- [Data supplied]

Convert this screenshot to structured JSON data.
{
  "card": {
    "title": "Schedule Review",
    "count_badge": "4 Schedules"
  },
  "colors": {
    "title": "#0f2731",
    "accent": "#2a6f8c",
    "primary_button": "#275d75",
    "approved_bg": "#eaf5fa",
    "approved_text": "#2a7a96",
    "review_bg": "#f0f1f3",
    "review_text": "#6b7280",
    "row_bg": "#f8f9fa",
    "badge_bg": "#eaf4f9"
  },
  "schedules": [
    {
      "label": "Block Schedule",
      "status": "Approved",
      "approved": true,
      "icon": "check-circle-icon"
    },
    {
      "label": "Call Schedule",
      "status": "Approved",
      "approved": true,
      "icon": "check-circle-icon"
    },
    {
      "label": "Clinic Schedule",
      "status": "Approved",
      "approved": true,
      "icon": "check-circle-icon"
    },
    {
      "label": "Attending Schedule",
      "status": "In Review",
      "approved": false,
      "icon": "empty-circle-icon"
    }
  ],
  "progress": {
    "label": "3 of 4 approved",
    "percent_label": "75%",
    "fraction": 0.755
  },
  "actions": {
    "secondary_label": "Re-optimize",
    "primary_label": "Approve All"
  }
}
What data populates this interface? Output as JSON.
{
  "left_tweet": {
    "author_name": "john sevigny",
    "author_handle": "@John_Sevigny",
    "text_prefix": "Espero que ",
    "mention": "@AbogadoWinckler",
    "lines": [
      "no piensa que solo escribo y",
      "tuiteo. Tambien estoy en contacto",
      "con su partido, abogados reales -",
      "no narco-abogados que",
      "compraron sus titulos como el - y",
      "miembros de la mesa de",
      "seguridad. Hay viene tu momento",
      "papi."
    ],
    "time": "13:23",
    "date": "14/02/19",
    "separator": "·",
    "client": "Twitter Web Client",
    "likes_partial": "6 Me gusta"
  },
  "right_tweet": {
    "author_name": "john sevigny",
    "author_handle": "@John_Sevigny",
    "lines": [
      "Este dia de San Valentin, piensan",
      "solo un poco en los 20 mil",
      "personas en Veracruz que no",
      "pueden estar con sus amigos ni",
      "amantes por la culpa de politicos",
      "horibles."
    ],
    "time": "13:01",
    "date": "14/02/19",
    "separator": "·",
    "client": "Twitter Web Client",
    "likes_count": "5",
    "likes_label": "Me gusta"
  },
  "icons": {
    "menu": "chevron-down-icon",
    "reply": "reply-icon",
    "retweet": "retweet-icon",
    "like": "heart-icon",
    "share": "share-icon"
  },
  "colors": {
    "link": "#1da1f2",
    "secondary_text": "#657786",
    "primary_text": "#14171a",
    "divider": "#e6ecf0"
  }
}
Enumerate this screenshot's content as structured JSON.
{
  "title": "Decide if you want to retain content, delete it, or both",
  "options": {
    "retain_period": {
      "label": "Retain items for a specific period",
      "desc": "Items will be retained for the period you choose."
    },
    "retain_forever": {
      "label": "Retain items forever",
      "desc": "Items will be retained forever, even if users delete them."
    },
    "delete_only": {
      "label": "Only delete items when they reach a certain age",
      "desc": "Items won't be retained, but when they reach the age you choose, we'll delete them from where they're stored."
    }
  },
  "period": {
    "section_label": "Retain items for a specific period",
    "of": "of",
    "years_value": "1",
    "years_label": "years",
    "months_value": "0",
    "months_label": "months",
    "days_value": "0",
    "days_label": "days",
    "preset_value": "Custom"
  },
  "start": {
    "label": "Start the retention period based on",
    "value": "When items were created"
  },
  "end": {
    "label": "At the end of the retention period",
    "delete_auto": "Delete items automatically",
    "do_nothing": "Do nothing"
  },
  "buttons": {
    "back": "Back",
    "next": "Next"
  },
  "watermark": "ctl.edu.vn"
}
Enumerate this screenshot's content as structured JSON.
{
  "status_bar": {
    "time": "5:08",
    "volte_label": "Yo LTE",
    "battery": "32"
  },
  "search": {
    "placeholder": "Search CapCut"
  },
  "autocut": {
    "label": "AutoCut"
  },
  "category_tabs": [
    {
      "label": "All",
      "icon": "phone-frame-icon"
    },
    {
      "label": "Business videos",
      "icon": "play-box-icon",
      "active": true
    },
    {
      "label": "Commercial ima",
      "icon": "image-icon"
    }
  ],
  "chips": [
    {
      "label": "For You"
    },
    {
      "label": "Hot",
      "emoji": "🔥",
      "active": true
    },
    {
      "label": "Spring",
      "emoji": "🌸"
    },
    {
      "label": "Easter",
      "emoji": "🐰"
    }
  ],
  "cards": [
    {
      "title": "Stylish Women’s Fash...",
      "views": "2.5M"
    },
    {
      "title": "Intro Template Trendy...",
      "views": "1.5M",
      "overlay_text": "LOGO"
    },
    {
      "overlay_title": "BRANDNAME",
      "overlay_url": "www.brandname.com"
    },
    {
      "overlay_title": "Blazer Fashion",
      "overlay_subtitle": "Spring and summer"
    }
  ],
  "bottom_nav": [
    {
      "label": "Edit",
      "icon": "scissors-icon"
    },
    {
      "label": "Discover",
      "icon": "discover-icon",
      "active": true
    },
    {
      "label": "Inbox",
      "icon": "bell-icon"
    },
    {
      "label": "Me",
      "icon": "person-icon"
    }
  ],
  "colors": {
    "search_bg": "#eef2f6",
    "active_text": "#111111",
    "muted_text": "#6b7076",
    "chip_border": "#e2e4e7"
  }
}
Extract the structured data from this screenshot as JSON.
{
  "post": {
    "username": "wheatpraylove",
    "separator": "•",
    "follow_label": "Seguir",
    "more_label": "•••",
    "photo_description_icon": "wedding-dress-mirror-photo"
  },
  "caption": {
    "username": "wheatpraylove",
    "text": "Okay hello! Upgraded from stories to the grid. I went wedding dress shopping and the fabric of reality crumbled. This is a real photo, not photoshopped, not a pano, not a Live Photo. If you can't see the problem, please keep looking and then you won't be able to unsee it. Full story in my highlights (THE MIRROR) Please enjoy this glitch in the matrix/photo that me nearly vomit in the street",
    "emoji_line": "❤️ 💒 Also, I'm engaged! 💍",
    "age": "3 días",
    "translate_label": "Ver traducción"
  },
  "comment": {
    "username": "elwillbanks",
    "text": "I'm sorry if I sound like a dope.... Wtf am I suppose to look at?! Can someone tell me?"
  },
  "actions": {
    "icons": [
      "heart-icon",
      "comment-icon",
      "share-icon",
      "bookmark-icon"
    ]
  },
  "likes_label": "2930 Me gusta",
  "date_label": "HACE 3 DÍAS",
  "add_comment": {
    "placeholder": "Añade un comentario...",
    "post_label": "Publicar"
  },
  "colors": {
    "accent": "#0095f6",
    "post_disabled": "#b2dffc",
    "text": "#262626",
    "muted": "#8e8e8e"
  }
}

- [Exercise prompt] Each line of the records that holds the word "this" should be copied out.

- [Expected output]
Convert this screenshot to structured JSON data.
What data populates this interface? Output as JSON.
Enumerate this screenshot's content as structured JSON.
Enumerate this screenshot's content as structured JSON.
Extract the structured data from this screenshot as JSON.
    "text": "Okay hello! Upgraded from stories to the grid. I went wedding dress shopping and the fabric of reality crumbled. This is a real photo, not photoshopped, not a pano, not a Live Photo. If you can't see the problem, please keep looking and then you won't be able to unsee it. Full story in my highlights (THE MIRROR) Please enjoy this glitch in the matrix/photo that me nearly vomit in the street",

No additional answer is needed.